TYGA Performance Paint Scheme
Have you ever wondered how paint schemes are designed on motorcycles? Most people take it for granted that bikes are available in the showroom in great color schemes which enhance the bike's looks. Unfortunately, it is not that simple and it is not until you start to designing a paint scheme from scratch that you realize there is a lot more to it than a few lines and colors. This is the story of the TYGA Performance color scheme.
So where do you start? In our case we started with the knowledge that we wanted to use our corporate colors and have a scheme which displayed our bodywork to its full. It had to be simple but instantly recognizable and easy to apply to different models. So we had something to work on. Now how to go about it....

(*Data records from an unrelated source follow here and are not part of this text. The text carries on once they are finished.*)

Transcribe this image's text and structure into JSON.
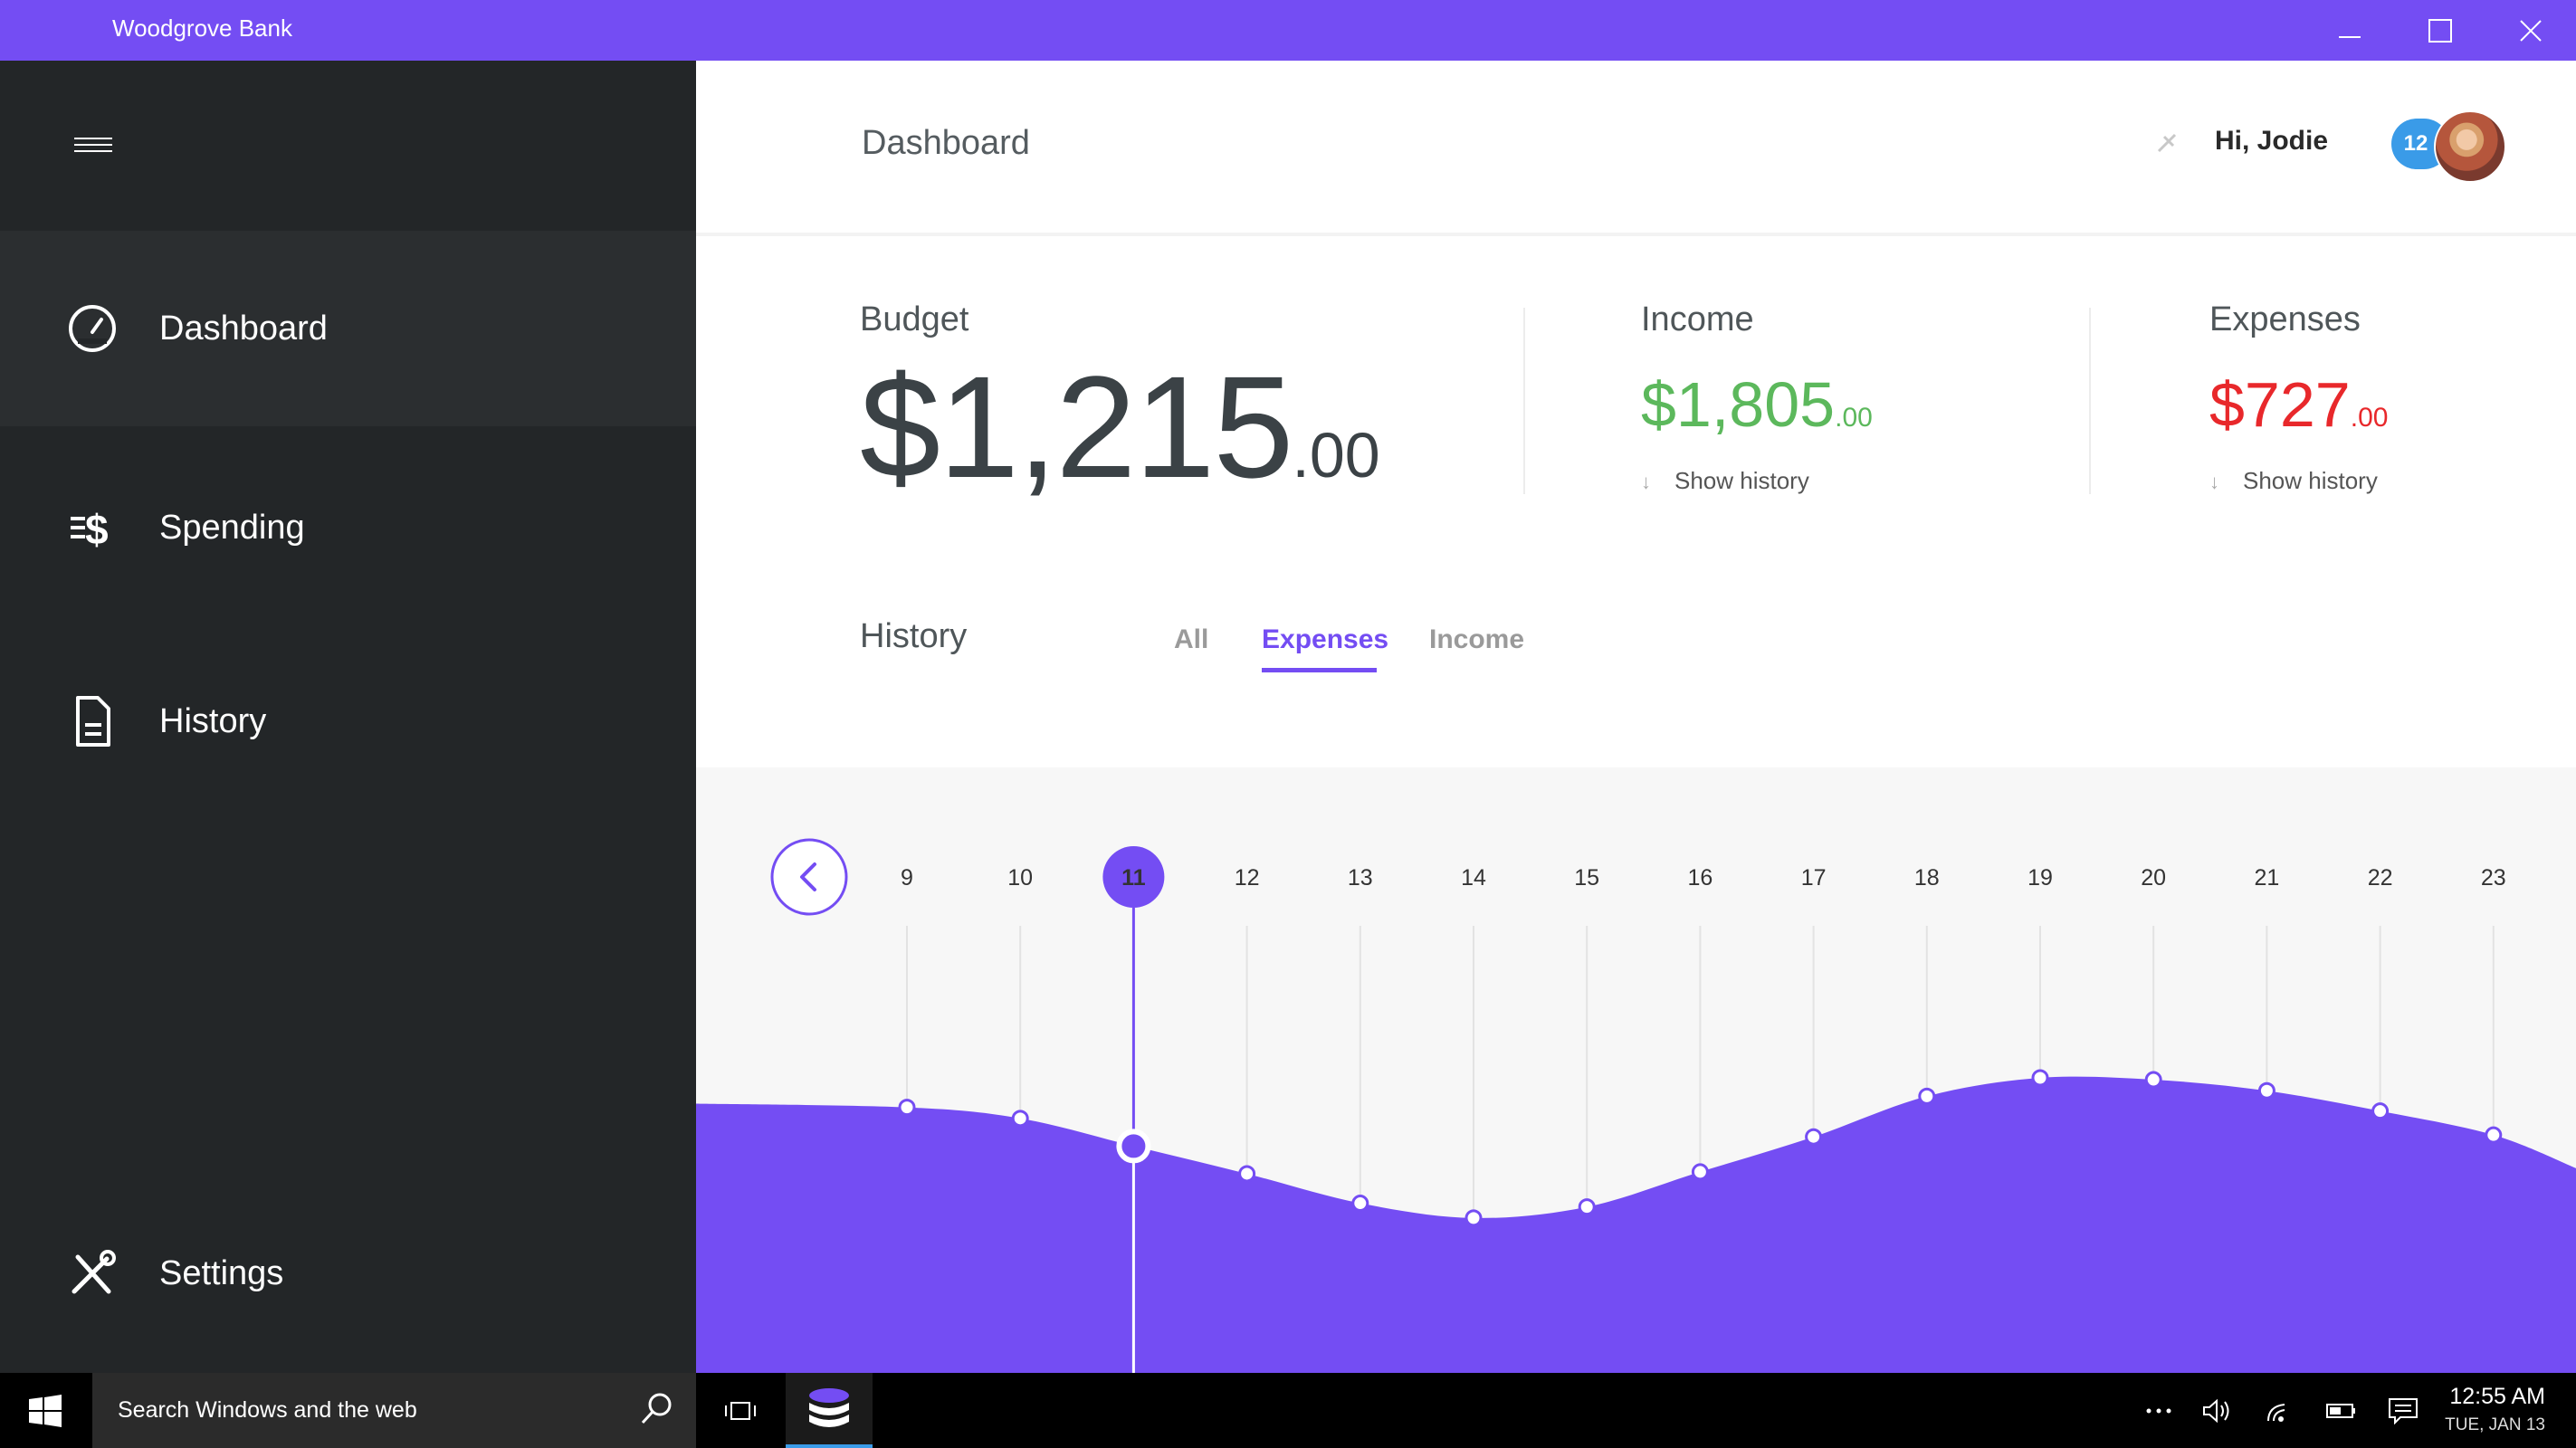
{
  "window": {
    "title": "Woodgrove Bank",
    "accent_color": "#744df3"
  },
  "sidebar": {
    "menu_icon": "hamburger-icon",
    "items": [
      {
        "label": "Dashboard",
        "icon": "speedometer-icon",
        "active": true
      },
      {
        "label": "Spending",
        "icon": "dollar-list-icon",
        "active": false
      },
      {
        "label": "History",
        "icon": "document-icon",
        "active": false
      }
    ],
    "settings": {
      "label": "Settings",
      "icon": "tools-icon"
    }
  },
  "header": {
    "title": "Dashboard",
    "greeting": "Hi, Jodie",
    "notification_count": "12"
  },
  "budget": {
    "label": "Budget",
    "dollars": "$1,215",
    "cents": ".00"
  },
  "income": {
    "label": "Income",
    "dollars": "$1,805",
    "cents": ".00",
    "link": "Show history",
    "color": "#5cb85c"
  },
  "expenses": {
    "label": "Expenses",
    "dollars": "$727",
    "cents": ".00",
    "link": "Show history",
    "color": "#e8282b"
  },
  "history": {
    "title": "History",
    "tabs": [
      {
        "label": "All",
        "active": false
      },
      {
        "label": "Expenses",
        "active": true
      },
      {
        "label": "Income",
        "active": false
      }
    ]
  },
  "chart_data": {
    "type": "area",
    "x": [
      "9",
      "10",
      "11",
      "12",
      "13",
      "14",
      "15",
      "16",
      "17",
      "18",
      "19",
      "20",
      "21",
      "22",
      "23"
    ],
    "values": [
      64,
      58,
      43,
      28,
      12,
      4,
      10,
      29,
      48,
      70,
      80,
      79,
      73,
      62,
      49
    ],
    "ylim": [
      -80,
      160
    ],
    "selected": "11",
    "grid": true,
    "color": "#744df3"
  },
  "taskbar": {
    "search_placeholder": "Search Windows and the web",
    "time": "12:55 AM",
    "date": "TUE, JAN 13"
  }
}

I don't know if this is the correct way, but we went out and bought ourselves some big cans of emulsion paint, some brushes and some masking tape. The paint dried quickly so we were able to apply it and then repaint again and again in one sitting. The finish was very textured but it enabled us to see what a scheme would look like from all angles, quickly, cheaply and easily. Pictures show one of our early efforts. Other schemes had zig zags and stripes but we eventually after many evenings of emulsion painting came up with the scheme shown below.
We wanted to preserve the sandwich effect of the red and blue with a touch of white in between on our logo. However, we wanted to avoid stripes as being too conventional and stripes can hide the bodywork contours we were trying to promote. We therefore went for swooping triangular and round shapes. We kept the sandwich affect but more subtly
The front was actually one of the hardest parts to get right. It is very challenging to find an idea that doesn't look like another race team or production bike scheme. In the end, we settled on blue with a white under stripe tapering towards the center under the vent. This was echoed on the front part of the seat.
From the rear, the seat cowl design is extended over the tank, where the blue stretches out to full width to match up with the blue on the upper cowl.
The tank was also another difficult area to paint. Some of our early ideas made it look like an old EXUP or YPVS. The final scheme we settled on is a mirror interpretation of the seat cowl but the blue flashes that are on the lower edge of the seat cowl are absent from the tank.
Graphics on our NRS are kept to a minimum. We need to provide a decent size canvas for sub-sponsors and for racing numbers. The TYGA logo is very visible even from 50 metres away and should be instantly recognisable in a race.
We have applied a TYGA sticker to the tank but the jury is out on that one. Sometimes less is more!
Once we had settled on the paint scheme, we then had to choose the paint. After the first couple of sets, we have settled on candy blue with a bright solid red over a white pearl. Wheels are either white pearl or black as shown on the NRS.